17 When Jesus arrived, he found that Lazarus had already been in the tomb for four days. 18Now Bethany was near Jerusalem, some two miles away, 19and many of the Jews had come to Martha and Mary to console them about their brother. 20When Martha heard that Jesus was coming, she went and met him, while Mary stayed at home. 21Martha said to Jesus, ‘Lord, if you had been here, my brother would not have died. 22But even now I know that God will give you whatever you ask of him.’ 23Jesus said to her, ‘Your brother will rise again.’ 24Martha said to him, ‘I know that he will rise again in the resurrection on the last day.’ 25Jesus said to her, ‘I am the resurrection and the life. Those who believe in me, even though they die, will live, 26and everyone who lives and believes in me will never die. Do you believe this?’ 27She said to him, ‘Yes, Lord, I believe that you are the Messiah, the Son of God, the one coming into the world.’

28 When she had said this, she went back and called her sister Mary, and told her privately, ‘The Teacher is here and is calling for you.’ 29And when she heard it, she got up quickly and went to him. 30Now Jesus had not yet come to the village, but was still at the place where Martha had met him. 31The Jews who were with her in the house, consoling her, saw Mary get up quickly and go out. They followed her because they thought that she was going to the tomb to weep there. 32When Mary came where Jesus was and saw him, she knelt at his feet and said to him, ‘Lord, if you had been here, my brother would not have died.’ 33When Jesus saw her weeping, and the Jews who came with her also weeping, he was greatly disturbed in spirit and deeply moved. 34He said, ‘Where have you laid him?’ They said to him, ‘Lord, come and see.’ 35Jesus began to weep. 36So the Jews said, ‘See how he loved him!’ 37But some of them said, ‘Could not he who opened the eyes of the blind man have kept this man from dying?’

38 Then Jesus, again greatly disturbed, came to the tomb.
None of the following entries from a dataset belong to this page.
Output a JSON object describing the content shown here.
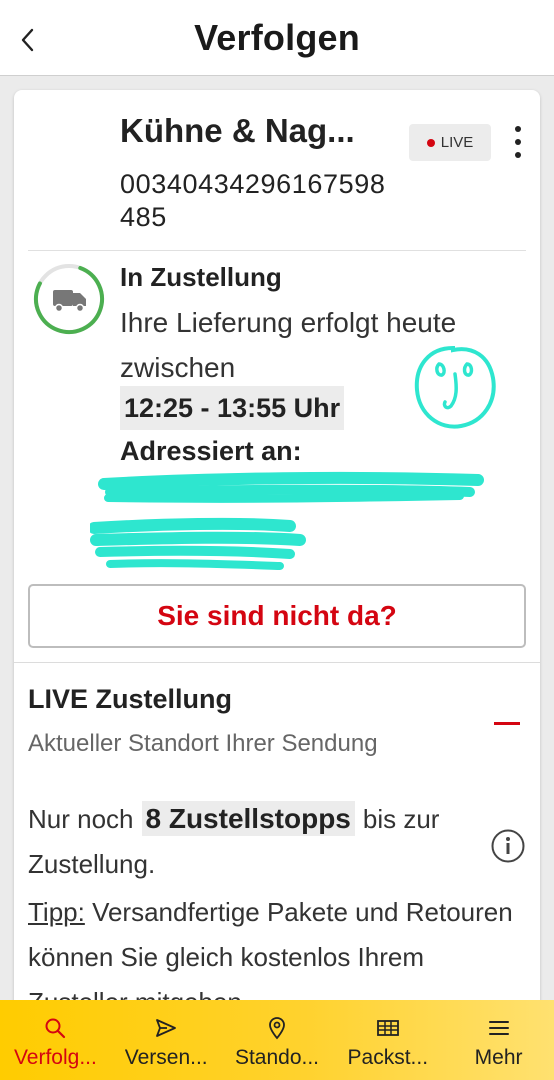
{
  "header": {
    "title": "Verfolgen",
    "back_icon": "chevron-left-icon"
  },
  "shipment": {
    "sender": "Kühne & Nag...",
    "tracking_number": "00340434296167598485",
    "live_badge": "LIVE",
    "menu_icon": "more-vertical-icon"
  },
  "status": {
    "icon": "delivery-van-icon",
    "title": "In Zustellung",
    "text": "Ihre Lieferung erfolgt heute zwischen",
    "time_window": "12:25 - 13:55 Uhr",
    "addressed_label": "Adressiert an:"
  },
  "not_home_button": "Sie sind nicht da?",
  "live_section": {
    "title": "LIVE Zustellung",
    "subtitle": "Aktueller Standort Ihrer Sendung",
    "collapse_icon": "minus-icon",
    "stops_prefix": "Nur noch",
    "stops_value": "8 Zustellstopps",
    "stops_suffix": "bis zur Zustellung.",
    "info_icon": "info-icon",
    "tip_label": "Tipp:",
    "tip_text": " Versandfertige Pakete und Retouren können Sie gleich kostenlos Ihrem Zusteller mitgeben."
  },
  "nav": {
    "items": [
      {
        "label": "Verfolg...",
        "icon": "search-icon",
        "active": true
      },
      {
        "label": "Versen...",
        "icon": "send-icon",
        "active": false
      },
      {
        "label": "Stando...",
        "icon": "location-pin-icon",
        "active": false
      },
      {
        "label": "Packst...",
        "icon": "packstation-icon",
        "active": false
      },
      {
        "label": "Mehr",
        "icon": "menu-icon",
        "active": false
      }
    ]
  },
  "colors": {
    "brand_yellow": "#ffcc00",
    "brand_red": "#d40511",
    "status_green": "#4caf50",
    "annotation_teal": "#2ee6cf"
  }
}
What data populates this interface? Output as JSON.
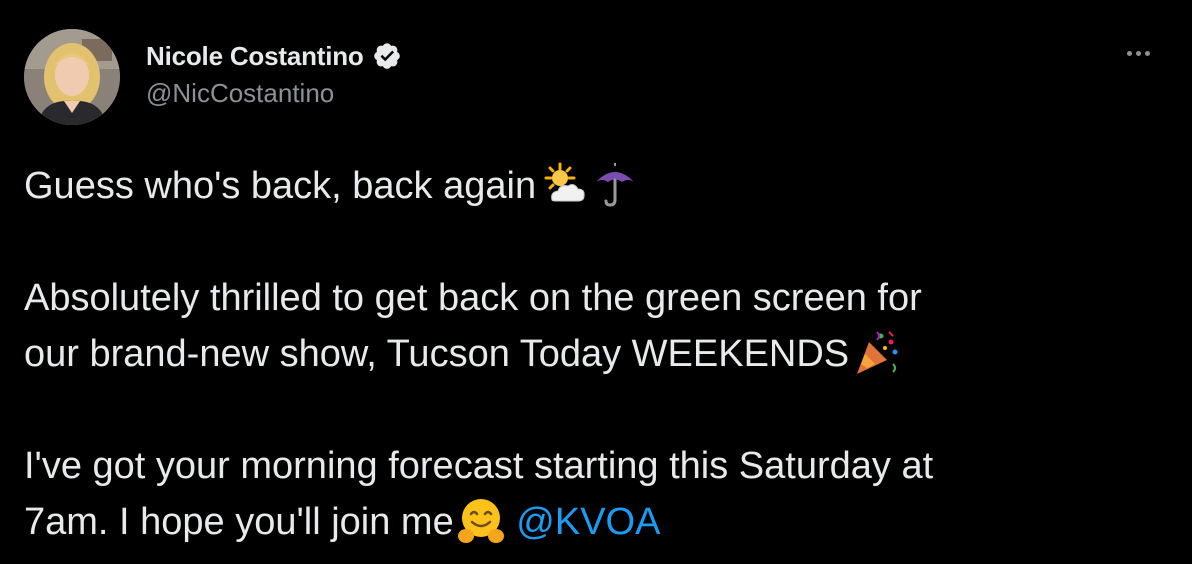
{
  "author": {
    "display_name": "Nicole Costantino",
    "handle": "@NicCostantino",
    "verified": true
  },
  "menu": {
    "icon": "more-horizontal-icon"
  },
  "tweet": {
    "line1": "Guess who's back, back again",
    "line2a": "Absolutely thrilled to get back on the green screen for",
    "line2b": "our brand-new show, Tucson Today WEEKENDS",
    "line3a": "I've got your morning forecast starting this Saturday at",
    "line3b": "7am. I hope you'll join me",
    "mention": "@KVOA"
  },
  "colors": {
    "background": "#000000",
    "text": "#e7e9ea",
    "secondary": "#8b9197",
    "link": "#1d9bf0"
  }
}
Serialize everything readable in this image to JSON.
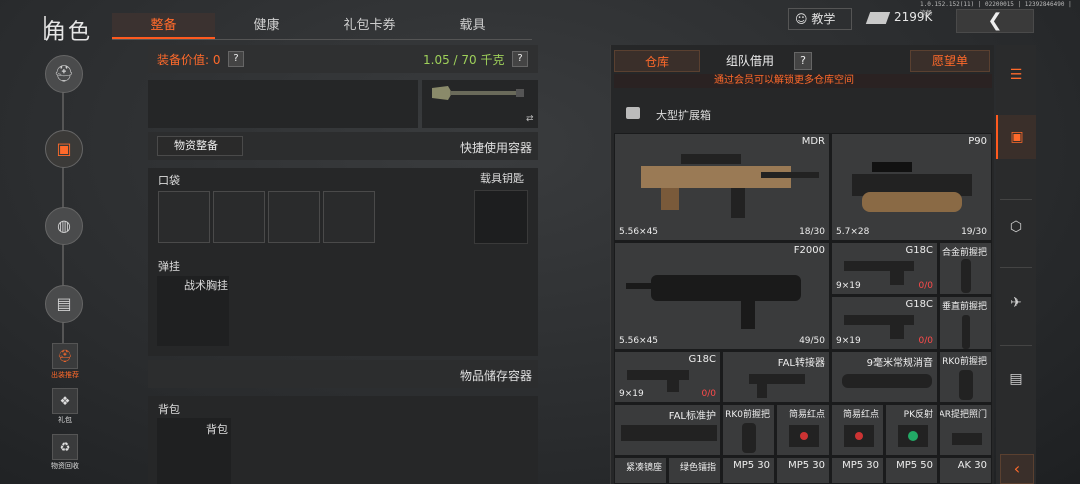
{
  "header": {
    "title": "角色",
    "tabs": [
      "整备",
      "健康",
      "礼包卡券",
      "载具"
    ],
    "teach_label": "教学",
    "currency": "2199K",
    "version": "1.0.152.152(11) | 02200015 | 12392846490 | 流畅"
  },
  "left_rail": {
    "icons": [
      "helmet-icon",
      "backpack-icon",
      "bag-icon",
      "crate-icon"
    ],
    "items": [
      {
        "label": "出装推荐"
      },
      {
        "label": "礼包"
      },
      {
        "label": "物资回收"
      }
    ]
  },
  "equip": {
    "value_label": "装备价值: 0",
    "help": "?",
    "weight": "1.05 / 70 千克",
    "material_button": "物资整备",
    "quick_container": "快捷使用容器",
    "pocket_label": "口袋",
    "vehicle_key_label": "载具钥匙",
    "vest_section_label": "弹挂",
    "vest_item": "战术胸挂",
    "storage_title": "物品储存容器",
    "bag_section_label": "背包",
    "bag_item": "背包"
  },
  "storage": {
    "tab_warehouse": "仓库",
    "tab_team": "组队借用",
    "help": "?",
    "wishlist": "愿望单",
    "notice": "通过会员可以解锁更多仓库空间",
    "container": "大型扩展箱",
    "items": [
      {
        "name": "MDR",
        "ammo": "5.56×45",
        "count": "18/30"
      },
      {
        "name": "P90",
        "ammo": "5.7×28",
        "count": "19/30"
      },
      {
        "name": "F2000",
        "ammo": "5.56×45",
        "count": "49/50"
      },
      {
        "name": "G18C",
        "ammo": "9×19",
        "count": "0/0"
      },
      {
        "name": "合金前握把"
      },
      {
        "name": "G18C",
        "ammo": "9×19",
        "count": "0/0"
      },
      {
        "name": "垂直前握把"
      },
      {
        "name": "G18C",
        "ammo": "9×19",
        "count": "0/0"
      },
      {
        "name": "FAL转接器"
      },
      {
        "name": "9毫米常规消音"
      },
      {
        "name": "RK0前握把"
      },
      {
        "name": "FAL标准护"
      },
      {
        "name": "RK0前握把"
      },
      {
        "name": "简易红点"
      },
      {
        "name": "简易红点"
      },
      {
        "name": "PK反射"
      },
      {
        "name": "AR提把照门"
      },
      {
        "name": "紧凑镜座"
      },
      {
        "name": "绿色镭指"
      },
      {
        "name": "MP5 30"
      },
      {
        "name": "MP5 30"
      },
      {
        "name": "MP5 30"
      },
      {
        "name": "MP5 50"
      },
      {
        "name": "AK 30"
      }
    ]
  },
  "right_rail": [
    "storage-icon",
    "cube-icon",
    "rifle-icon",
    "ammo-box-icon"
  ]
}
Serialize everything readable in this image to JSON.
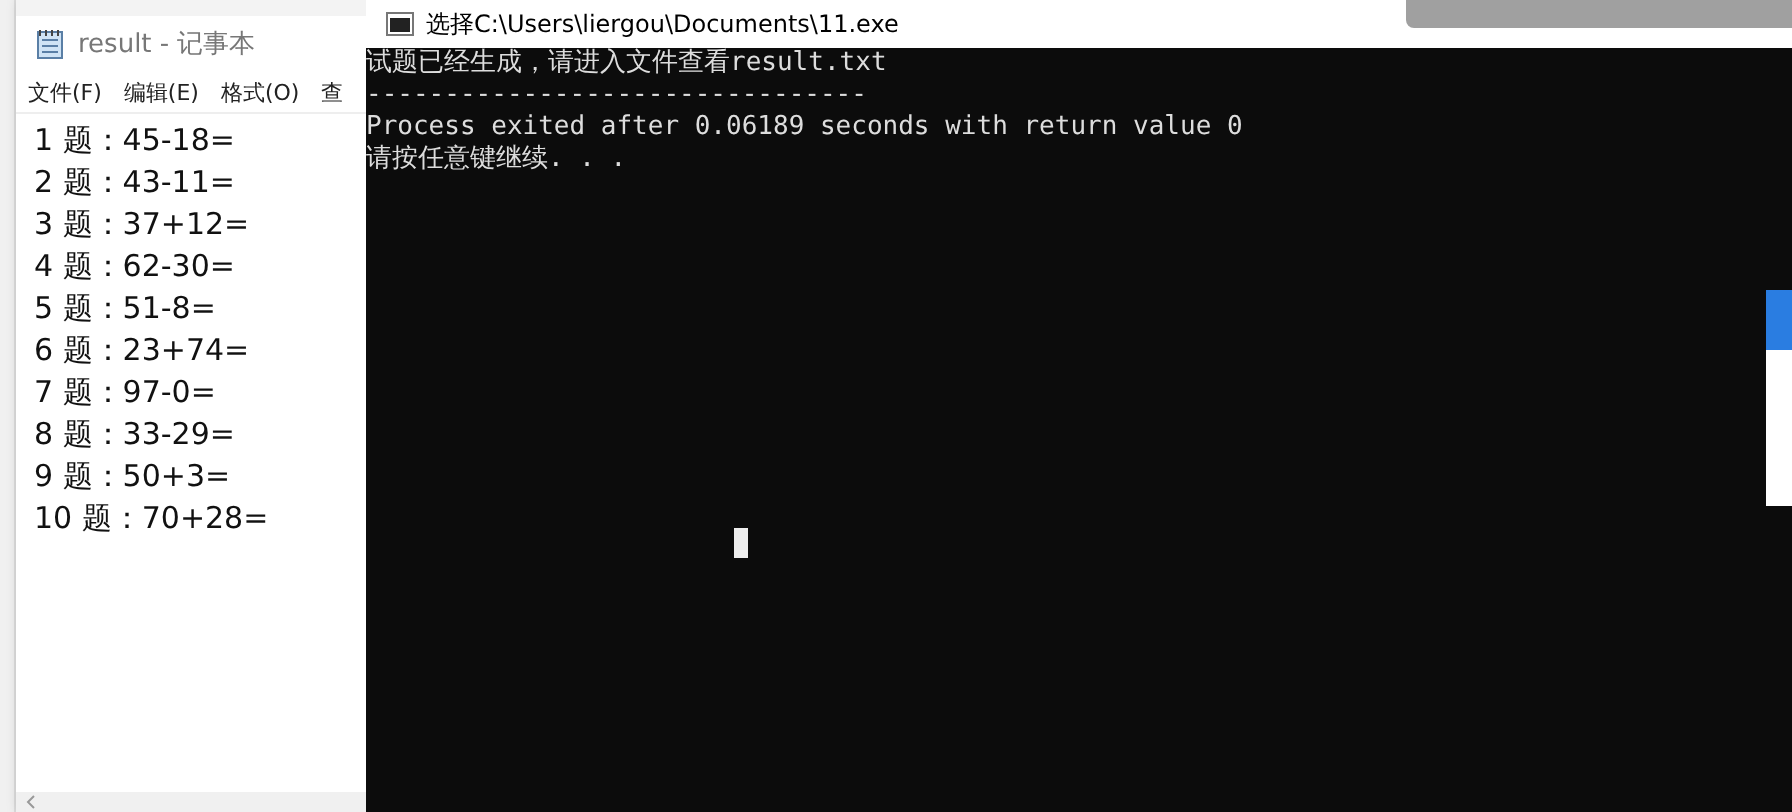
{
  "notepad": {
    "title": "result - 记事本",
    "menu": [
      {
        "label": "文件(F)"
      },
      {
        "label": "编辑(E)"
      },
      {
        "label": "格式(O)"
      },
      {
        "label": "查"
      }
    ],
    "lines": [
      "1 题：45-18=",
      "2 题：43-11=",
      "3 题：37+12=",
      "4 题：62-30=",
      "5 题：51-8=",
      "6 题：23+74=",
      "7 题：97-0=",
      "8 题：33-29=",
      "9 题：50+3=",
      "10 题：70+28="
    ]
  },
  "console": {
    "title": "选择C:\\Users\\liergou\\Documents\\11.exe",
    "lines": [
      "试题已经生成，请进入文件查看result.txt",
      "--------------------------------",
      "Process exited after 0.06189 seconds with return value 0",
      "请按任意键继续. . ."
    ]
  }
}
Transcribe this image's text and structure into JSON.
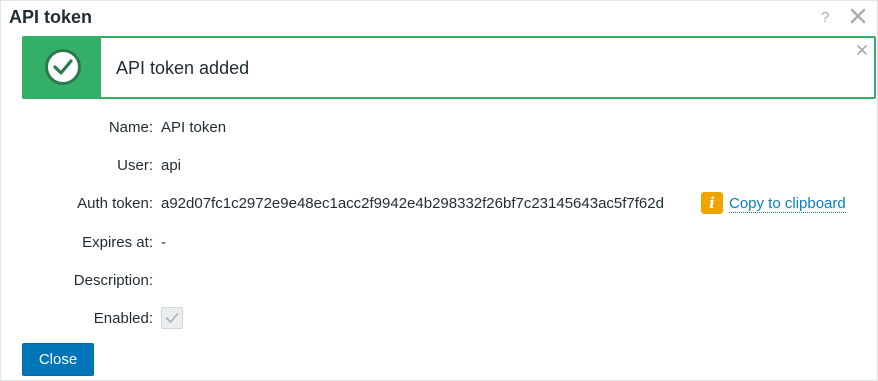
{
  "dialog": {
    "title": "API token",
    "help_label": "?"
  },
  "message": {
    "text": "API token added",
    "status_color": "#34af67"
  },
  "form": {
    "name": {
      "label": "Name:",
      "value": "API token"
    },
    "user": {
      "label": "User:",
      "value": "api"
    },
    "auth_token": {
      "label": "Auth token:",
      "value": "a92d07fc1c2972e9e48ec1acc2f9942e4b298332f26bf7c23145643ac5f7f62d",
      "info_icon": "i",
      "copy_label": "Copy to clipboard"
    },
    "expires_at": {
      "label": "Expires at:",
      "value": "-"
    },
    "description": {
      "label": "Description:",
      "value": ""
    },
    "enabled": {
      "label": "Enabled:",
      "checked": true
    }
  },
  "footer": {
    "close_label": "Close",
    "accent_color": "#0275b8"
  }
}
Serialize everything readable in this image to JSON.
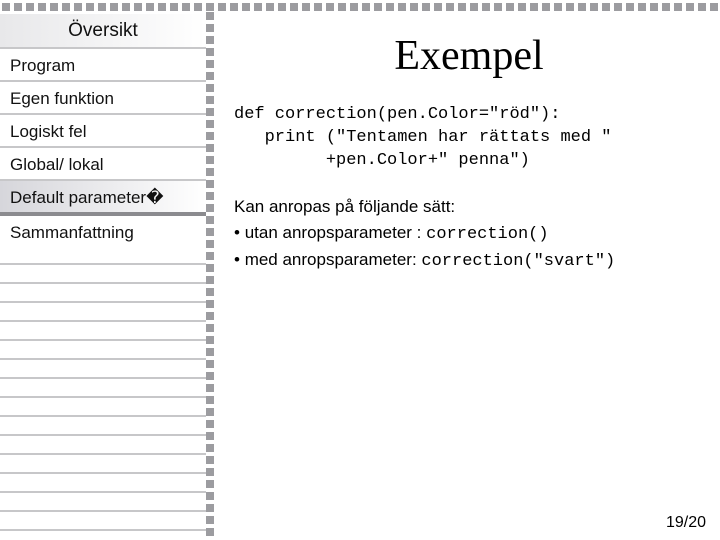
{
  "sidebar": {
    "items": [
      {
        "label": "Översikt",
        "kind": "heading"
      },
      {
        "label": "Program"
      },
      {
        "label": "Egen funktion"
      },
      {
        "label": "Logiskt fel"
      },
      {
        "label": "Global/ lokal"
      },
      {
        "label": "Default parameter�",
        "active": true
      },
      {
        "label": "Sammanfattning",
        "strongDivider": true
      }
    ]
  },
  "main": {
    "title": "Exempel",
    "code": "def correction(pen.Color=\"röd\"):\n   print (\"Tentamen har rättats med \"\n         +pen.Color+\" penna\")",
    "body": {
      "intro": "Kan anropas på följande sätt:",
      "bullets": [
        {
          "text": "utan anropsparameter : ",
          "code": "correction()"
        },
        {
          "text": "med anropsparameter: ",
          "code": "correction(\"svart\")"
        }
      ]
    }
  },
  "pagenum": "19/20",
  "decor": {
    "topCount": 60,
    "vertCount": 44
  }
}
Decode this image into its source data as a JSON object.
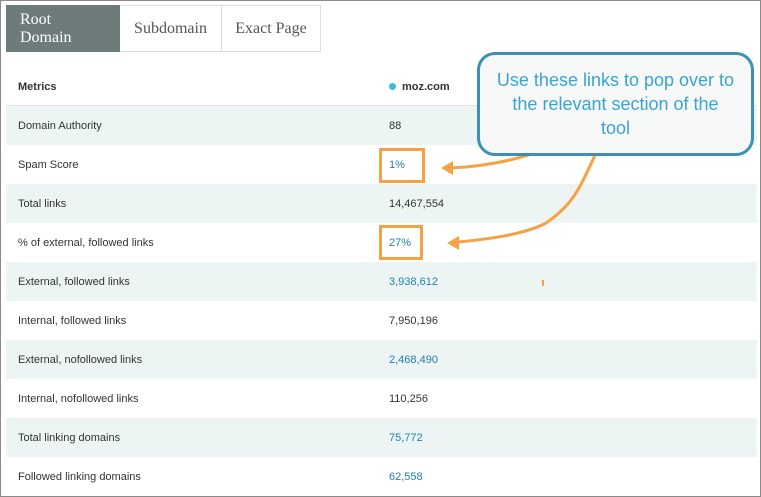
{
  "tabs": [
    {
      "label": "Root Domain",
      "active": true
    },
    {
      "label": "Subdomain",
      "active": false
    },
    {
      "label": "Exact Page",
      "active": false
    }
  ],
  "table": {
    "header": {
      "metric": "Metrics",
      "site": "moz.com",
      "site_dot_color": "#3bb7e8"
    },
    "rows": [
      {
        "metric": "Domain Authority",
        "value": "88",
        "link": false
      },
      {
        "metric": "Spam Score",
        "value": "1%",
        "link": true
      },
      {
        "metric": "Total links",
        "value": "14,467,554",
        "link": false
      },
      {
        "metric": "% of external, followed links",
        "value": "27%",
        "link": true
      },
      {
        "metric": "External, followed links",
        "value": "3,938,612",
        "link": true
      },
      {
        "metric": "Internal, followed links",
        "value": "7,950,196",
        "link": false
      },
      {
        "metric": "External, nofollowed links",
        "value": "2,468,490",
        "link": true
      },
      {
        "metric": "Internal, nofollowed links",
        "value": "110,256",
        "link": false
      },
      {
        "metric": "Total linking domains",
        "value": "75,772",
        "link": true
      },
      {
        "metric": "Followed linking domains",
        "value": "62,558",
        "link": true
      }
    ]
  },
  "callout": {
    "text": "Use these links to pop over to the relevant section of the tool"
  },
  "colors": {
    "highlight": "#f5a244",
    "callout_border": "#3d8fb6",
    "callout_text": "#3aa3d3",
    "link": "#1f7fae",
    "active_tab": "#6e7b7b"
  }
}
It was a cave, and a stone was lying against it. 39Jesus said, ‘Take away the stone.’ Martha, the sister of the dead man, said to him, ‘Lord, already there is a stench because he has been dead for four days.’ 40Jesus said to her, ‘Did I not tell you that if you believed, you would see the glory of God?’ 41So they took away the stone. And Jesus looked upwards and said, ‘Father, I thank you for having heard me. 42I knew that you always hear me, but I have said this for the sake of the crowd standing here, so that they may believe that you sent me.’ 43When he had said this, he cried with a loud voice, ‘Lazarus, come out!’ 44The dead man came out, his hands and feet bound with strips of cloth, and his face wrapped in a cloth. Jesus said to them, ‘Unbind him, and let him go.’ 45 Many of the Jews therefore, who had come with Mary and had seen what Jesus did, believed in him.